» **Listed records**:
##########

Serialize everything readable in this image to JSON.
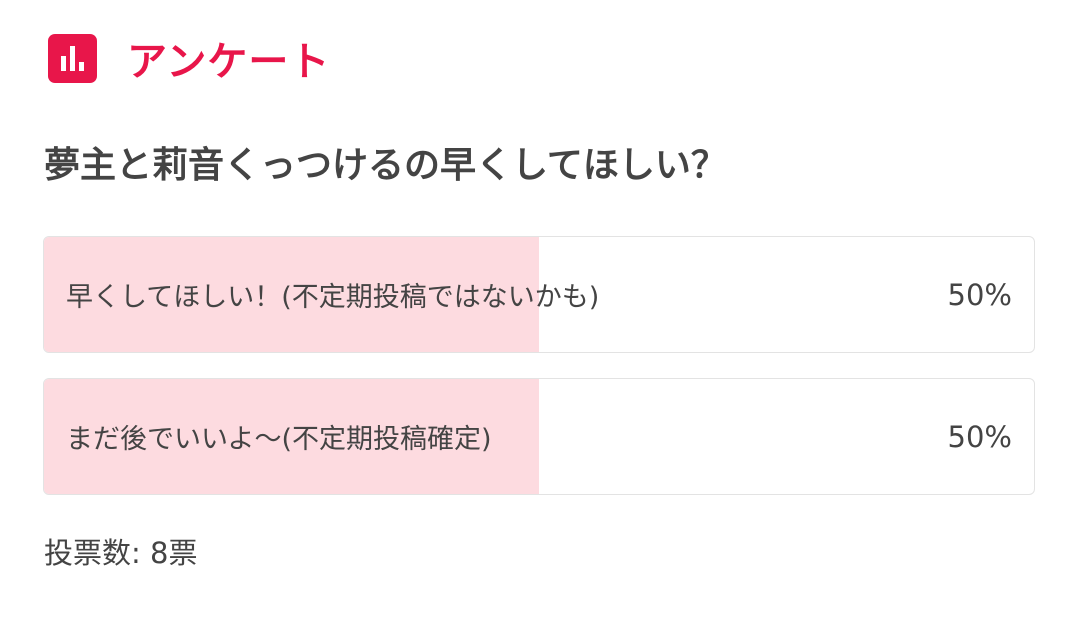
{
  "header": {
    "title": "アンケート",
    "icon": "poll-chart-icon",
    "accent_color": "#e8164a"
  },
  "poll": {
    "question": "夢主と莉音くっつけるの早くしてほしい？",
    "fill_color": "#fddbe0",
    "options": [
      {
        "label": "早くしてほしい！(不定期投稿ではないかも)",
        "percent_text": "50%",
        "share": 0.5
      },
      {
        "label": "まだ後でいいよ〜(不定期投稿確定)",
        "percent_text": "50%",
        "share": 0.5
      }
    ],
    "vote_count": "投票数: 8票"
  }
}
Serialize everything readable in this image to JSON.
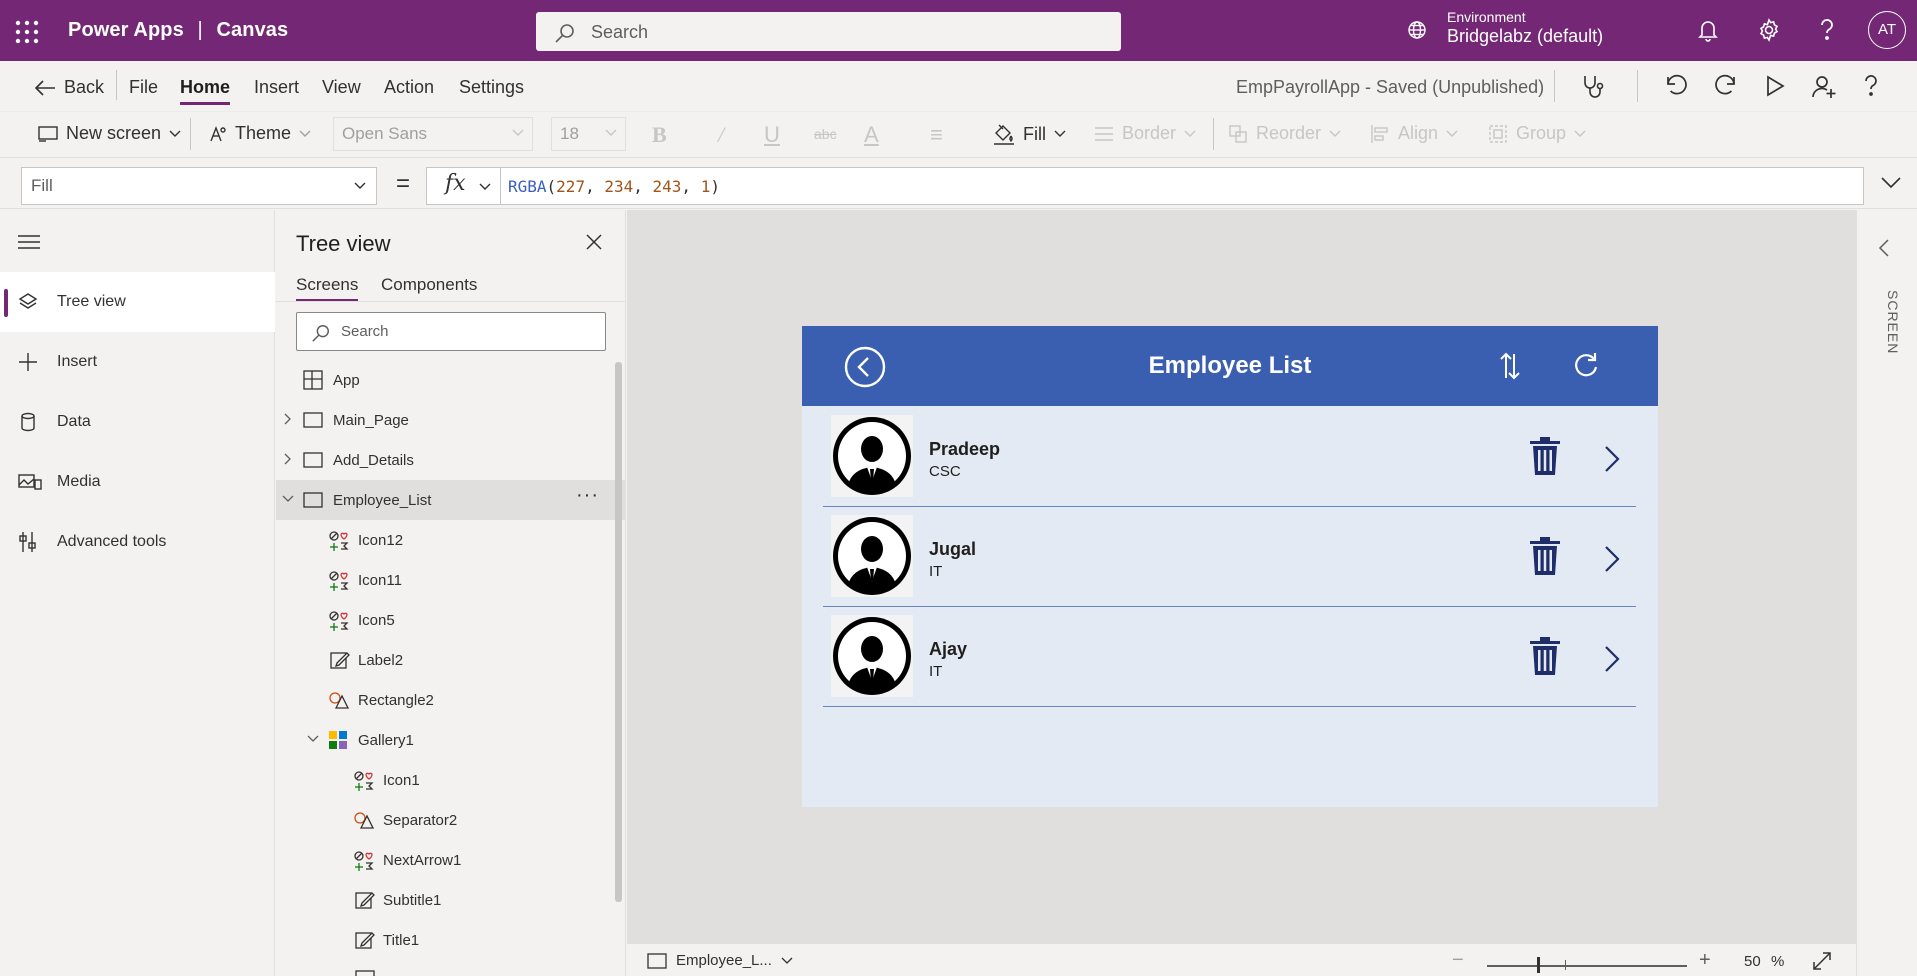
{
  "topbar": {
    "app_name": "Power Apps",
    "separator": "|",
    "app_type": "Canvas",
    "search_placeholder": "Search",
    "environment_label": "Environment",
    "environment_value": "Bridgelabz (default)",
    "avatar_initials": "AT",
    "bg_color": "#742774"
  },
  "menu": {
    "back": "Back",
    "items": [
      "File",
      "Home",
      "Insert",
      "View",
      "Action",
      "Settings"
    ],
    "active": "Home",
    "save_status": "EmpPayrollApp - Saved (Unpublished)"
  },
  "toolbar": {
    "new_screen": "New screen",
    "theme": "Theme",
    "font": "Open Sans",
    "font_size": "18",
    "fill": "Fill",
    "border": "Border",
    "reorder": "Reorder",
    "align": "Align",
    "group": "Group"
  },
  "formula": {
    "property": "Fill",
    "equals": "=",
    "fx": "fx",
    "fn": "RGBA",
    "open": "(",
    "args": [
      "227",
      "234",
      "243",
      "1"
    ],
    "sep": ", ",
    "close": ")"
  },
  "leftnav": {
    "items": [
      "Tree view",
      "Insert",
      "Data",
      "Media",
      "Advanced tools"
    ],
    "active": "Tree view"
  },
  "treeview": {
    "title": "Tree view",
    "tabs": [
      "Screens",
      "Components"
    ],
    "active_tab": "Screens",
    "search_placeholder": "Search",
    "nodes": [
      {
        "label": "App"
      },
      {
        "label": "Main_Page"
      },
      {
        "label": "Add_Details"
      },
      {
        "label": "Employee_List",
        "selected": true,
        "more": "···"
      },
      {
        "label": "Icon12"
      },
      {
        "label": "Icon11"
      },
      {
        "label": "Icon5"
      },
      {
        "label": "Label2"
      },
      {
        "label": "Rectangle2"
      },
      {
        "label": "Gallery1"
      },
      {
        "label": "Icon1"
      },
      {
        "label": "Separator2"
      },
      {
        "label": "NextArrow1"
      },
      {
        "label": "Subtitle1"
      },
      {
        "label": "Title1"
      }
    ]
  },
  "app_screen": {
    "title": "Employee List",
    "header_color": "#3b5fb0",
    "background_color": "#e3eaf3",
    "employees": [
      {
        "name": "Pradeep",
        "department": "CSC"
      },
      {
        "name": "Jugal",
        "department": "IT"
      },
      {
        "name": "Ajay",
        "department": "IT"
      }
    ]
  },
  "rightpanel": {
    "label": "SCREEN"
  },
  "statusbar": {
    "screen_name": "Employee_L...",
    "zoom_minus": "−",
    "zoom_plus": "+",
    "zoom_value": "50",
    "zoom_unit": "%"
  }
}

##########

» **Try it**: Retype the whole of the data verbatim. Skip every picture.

» **Expected answer**:
Serialize everything readable in this image to JSON.
{
  "header": {
    "title": "アンケート",
    "icon": "poll-chart-icon",
    "accent_color": "#e8164a"
  },
  "poll": {
    "question": "夢主と莉音くっつけるの早くしてほしい？",
    "fill_color": "#fddbe0",
    "options": [
      {
        "label": "早くしてほしい！(不定期投稿ではないかも)",
        "percent_text": "50%",
        "share": 0.5
      },
      {
        "label": "まだ後でいいよ〜(不定期投稿確定)",
        "percent_text": "50%",
        "share": 0.5
      }
    ],
    "vote_count": "投票数: 8票"
  }
}
Serialize everything readable in this image to JSON.
{
  "topbar": {
    "app_name": "Power Apps",
    "separator": "|",
    "app_type": "Canvas",
    "search_placeholder": "Search",
    "environment_label": "Environment",
    "environment_value": "Bridgelabz (default)",
    "avatar_initials": "AT",
    "bg_color": "#742774"
  },
  "menu": {
    "back": "Back",
    "items": [
      "File",
      "Home",
      "Insert",
      "View",
      "Action",
      "Settings"
    ],
    "active": "Home",
    "save_status": "EmpPayrollApp - Saved (Unpublished)"
  },
  "toolbar": {
    "new_screen": "New screen",
    "theme": "Theme",
    "font": "Open Sans",
    "font_size": "18",
    "fill": "Fill",
    "border": "Border",
    "reorder": "Reorder",
    "align": "Align",
    "group": "Group"
  },
  "formula": {
    "property": "Fill",
    "equals": "=",
    "fx": "fx",
    "fn": "RGBA",
    "open": "(",
    "args": [
      "227",
      "234",
      "243",
      "1"
    ],
    "sep": ", ",
    "close": ")"
  },
  "leftnav": {
    "items": [
      "Tree view",
      "Insert",
      "Data",
      "Media",
      "Advanced tools"
    ],
    "active": "Tree view"
  },
  "treeview": {
    "title": "Tree view",
    "tabs": [
      "Screens",
      "Components"
    ],
    "active_tab": "Screens",
    "search_placeholder": "Search",
    "nodes": [
      {
        "label": "App"
      },
      {
        "label": "Main_Page"
      },
      {
        "label": "Add_Details"
      },
      {
        "label": "Employee_List",
        "selected": true,
        "more": "···"
      },
      {
        "label": "Icon12"
      },
      {
        "label": "Icon11"
      },
      {
        "label": "Icon5"
      },
      {
        "label": "Label2"
      },
      {
        "label": "Rectangle2"
      },
      {
        "label": "Gallery1"
      },
      {
        "label": "Icon1"
      },
      {
        "label": "Separator2"
      },
      {
        "label": "NextArrow1"
      },
      {
        "label": "Subtitle1"
      },
      {
        "label": "Title1"
      }
    ]
  },
  "app_screen": {
    "title": "Employee List",
    "header_color": "#3b5fb0",
    "background_color": "#e3eaf3",
    "employees": [
      {
        "name": "Pradeep",
        "department": "CSC"
      },
      {
        "name": "Jugal",
        "department": "IT"
      },
      {
        "name": "Ajay",
        "department": "IT"
      }
    ]
  },
  "rightpanel": {
    "label": "SCREEN"
  },
  "statusbar": {
    "screen_name": "Employee_L...",
    "zoom_minus": "−",
    "zoom_plus": "+",
    "zoom_value": "50",
    "zoom_unit": "%"
  }
}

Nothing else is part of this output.